19 April, 2012

I was holding out on this one.


Brenno said...

I've been admiring your brush pen drawings for some time now. They're truly impressive. I have a quick technical question: how do you get those *thin* drybrush line effects in some of your drawings? I am able to get a dry brush effect by slanting the brush, using it at a low angle to the surface, and making the mark at a greater speed, -- but with the low angle I can only get a *broad* drybrush-like line...

Davis Chino said...

Brenno! Thanks for the comment. I will do a post on this later today with photos, but the simple answer is, it's the brush, which is on a cheapo brushpen called a Muji.

The lines I think you're referring to are my super-fine ones, right? I just feather with the very tippy-tip of the brush. A single line done over and over.

This brushpen comes from Japan, but I mail order them from their stores in England. They run a chain of stores under this same Muji name: it's a kind of urban hipster, one-stop place that carries clothing/stationary/household accessories. I'll post more with links later today.

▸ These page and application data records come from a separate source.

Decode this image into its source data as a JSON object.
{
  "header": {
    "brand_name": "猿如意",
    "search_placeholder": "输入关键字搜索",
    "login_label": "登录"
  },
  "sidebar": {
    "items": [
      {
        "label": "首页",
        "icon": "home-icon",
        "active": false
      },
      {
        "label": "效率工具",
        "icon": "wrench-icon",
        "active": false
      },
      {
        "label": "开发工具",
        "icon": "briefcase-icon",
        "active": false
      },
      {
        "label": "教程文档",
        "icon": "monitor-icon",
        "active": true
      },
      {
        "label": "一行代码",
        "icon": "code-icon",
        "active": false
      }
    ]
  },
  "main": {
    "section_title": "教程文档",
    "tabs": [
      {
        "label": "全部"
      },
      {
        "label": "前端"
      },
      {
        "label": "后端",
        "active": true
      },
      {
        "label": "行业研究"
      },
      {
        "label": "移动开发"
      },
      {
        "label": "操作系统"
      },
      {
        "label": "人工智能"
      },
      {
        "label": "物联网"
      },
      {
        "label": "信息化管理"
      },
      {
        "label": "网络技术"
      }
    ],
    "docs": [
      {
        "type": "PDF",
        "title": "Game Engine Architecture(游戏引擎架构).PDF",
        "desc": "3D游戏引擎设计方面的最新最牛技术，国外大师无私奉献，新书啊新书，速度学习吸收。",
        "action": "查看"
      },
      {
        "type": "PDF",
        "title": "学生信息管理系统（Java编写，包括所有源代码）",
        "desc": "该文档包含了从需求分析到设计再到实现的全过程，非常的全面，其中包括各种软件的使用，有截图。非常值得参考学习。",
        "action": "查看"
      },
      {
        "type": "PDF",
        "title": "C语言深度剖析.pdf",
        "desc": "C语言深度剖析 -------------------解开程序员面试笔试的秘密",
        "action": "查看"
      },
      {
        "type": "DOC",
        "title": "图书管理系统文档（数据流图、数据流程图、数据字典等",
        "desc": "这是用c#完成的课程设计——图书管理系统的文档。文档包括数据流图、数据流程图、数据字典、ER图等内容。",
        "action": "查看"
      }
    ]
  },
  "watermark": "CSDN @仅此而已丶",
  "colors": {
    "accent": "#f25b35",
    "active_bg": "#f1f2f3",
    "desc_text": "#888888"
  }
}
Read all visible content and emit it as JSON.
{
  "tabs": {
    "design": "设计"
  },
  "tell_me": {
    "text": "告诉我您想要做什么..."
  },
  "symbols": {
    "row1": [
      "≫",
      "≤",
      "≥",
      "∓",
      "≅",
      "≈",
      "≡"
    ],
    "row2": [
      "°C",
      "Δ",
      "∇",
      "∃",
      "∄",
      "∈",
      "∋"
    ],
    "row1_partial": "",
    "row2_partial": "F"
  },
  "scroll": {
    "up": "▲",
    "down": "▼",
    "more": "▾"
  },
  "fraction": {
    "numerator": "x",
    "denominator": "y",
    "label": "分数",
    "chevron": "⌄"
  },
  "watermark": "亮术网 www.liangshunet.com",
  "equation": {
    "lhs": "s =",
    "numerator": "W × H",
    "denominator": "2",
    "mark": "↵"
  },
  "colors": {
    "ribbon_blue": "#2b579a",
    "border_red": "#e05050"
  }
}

Glad you like the drawings!

Brenno said...

Thanks for the reply, Davis! I'm looking forward to the post with photos!

I was referring to the variety of drybrush-like lines you are able to achieve, especially when they are super-fine AND drybrush-like all in one. I've quickly looked for an example among your drawings and found this one: https://lh4.googleusercontent.com/-rTKP4ZKrapA/TYvhAyZdD2I/AAAAAAAABCI/8Vwe0ikl7-U/s1600/12_09_10_03_a.jpg . See the thin, drybrush-like lines that make up the half-tone/beard-stub effect on the jaw of the character in the middle? Or the lighter lines of a similar quality making up the half-tone on the right hand of the same character, between his fingers and his sleeve? Here is another example: http://2.bp.blogspot.com/-gvlDSXj6Ndc/ToofPtm7f1I/AAAAAAAABNQ/C8G3WPRRba0/s1600/09_24_11_A.jpg
The gradation of tones you are able to achieve with the brush is mind-blowing here, on his shirt, trousers, and bag.

One more example, the half-tone on this tree trunk: http://1.bp.blogspot.com/-VfwoI1pqVLQ/TjY2bMH3vdI/AAAAAAAABKM/cT56rP0bLR8/s1600/07_31_11_A.jpg .

There are many other examples, but I think these give a good idea :)

Davis Chino said...

Brenno! It has taken a little longer than I'd hoped, but I've put up a few posts addressing your questions. I hope you find 'em useful! Give us a link to your work!

Marty, a.k.a. Davis Chino